Reproduce the whole listing below exactly.

DATASET CONTENT:
◇ ◇ ◇ ◇
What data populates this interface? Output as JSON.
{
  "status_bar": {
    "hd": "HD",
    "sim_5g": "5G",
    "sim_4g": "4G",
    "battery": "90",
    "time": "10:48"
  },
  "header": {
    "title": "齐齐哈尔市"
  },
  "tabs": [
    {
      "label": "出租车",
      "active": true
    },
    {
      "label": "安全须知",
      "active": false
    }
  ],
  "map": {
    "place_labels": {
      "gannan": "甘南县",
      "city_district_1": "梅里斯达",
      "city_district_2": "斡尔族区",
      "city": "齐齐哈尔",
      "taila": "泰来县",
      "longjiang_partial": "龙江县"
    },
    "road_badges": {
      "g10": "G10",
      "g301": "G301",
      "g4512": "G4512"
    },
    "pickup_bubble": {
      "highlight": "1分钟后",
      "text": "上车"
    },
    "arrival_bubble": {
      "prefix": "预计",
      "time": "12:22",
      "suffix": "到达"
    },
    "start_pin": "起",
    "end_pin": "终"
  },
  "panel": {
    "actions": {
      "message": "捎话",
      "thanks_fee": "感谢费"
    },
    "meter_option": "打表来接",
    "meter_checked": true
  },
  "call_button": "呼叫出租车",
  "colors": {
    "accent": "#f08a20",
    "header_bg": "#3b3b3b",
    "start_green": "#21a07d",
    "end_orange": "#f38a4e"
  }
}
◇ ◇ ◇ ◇
FINISHED TASK:
What data populates this interface? Output as JSON.
{
  "status_bar": {
    "hd": "HD",
    "sim_5g": "5G",
    "sim_4g": "4G",
    "battery": "90",
    "time": "10:48"
  },
  "header": {
    "title": "齐齐哈尔市"
  },
  "tabs": [
    {
      "label": "出租车",
      "active": true
    },
    {
      "label": "安全须知",
      "active": false
    }
  ],
  "map": {
    "place_labels": {
      "gannan": "甘南县",
      "city_district_1": "梅里斯达",
      "city_district_2": "斡尔族区",
      "city": "齐齐哈尔",
      "taila": "泰来县",
      "longjiang_partial": "龙江县"
    },
    "road_badges": {
      "g10": "G10",
      "g301": "G301",
      "g4512": "G4512"
    },
    "pickup_bubble": {
      "highlight": "1分钟后",
      "text": "上车"
    },
    "arrival_bubble": {
      "prefix": "预计",
      "time": "12:22",
      "suffix": "到达"
    },
    "start_pin": "起",
    "end_pin": "终"
  },
  "panel": {
    "actions": {
      "message": "捎话",
      "thanks_fee": "感谢费"
    },
    "meter_option": "打表来接",
    "meter_checked": true
  },
  "call_button": "呼叫出租车",
  "colors": {
    "accent": "#f08a20",
    "header_bg": "#3b3b3b",
    "start_green": "#21a07d",
    "end_orange": "#f38a4e"
  }
}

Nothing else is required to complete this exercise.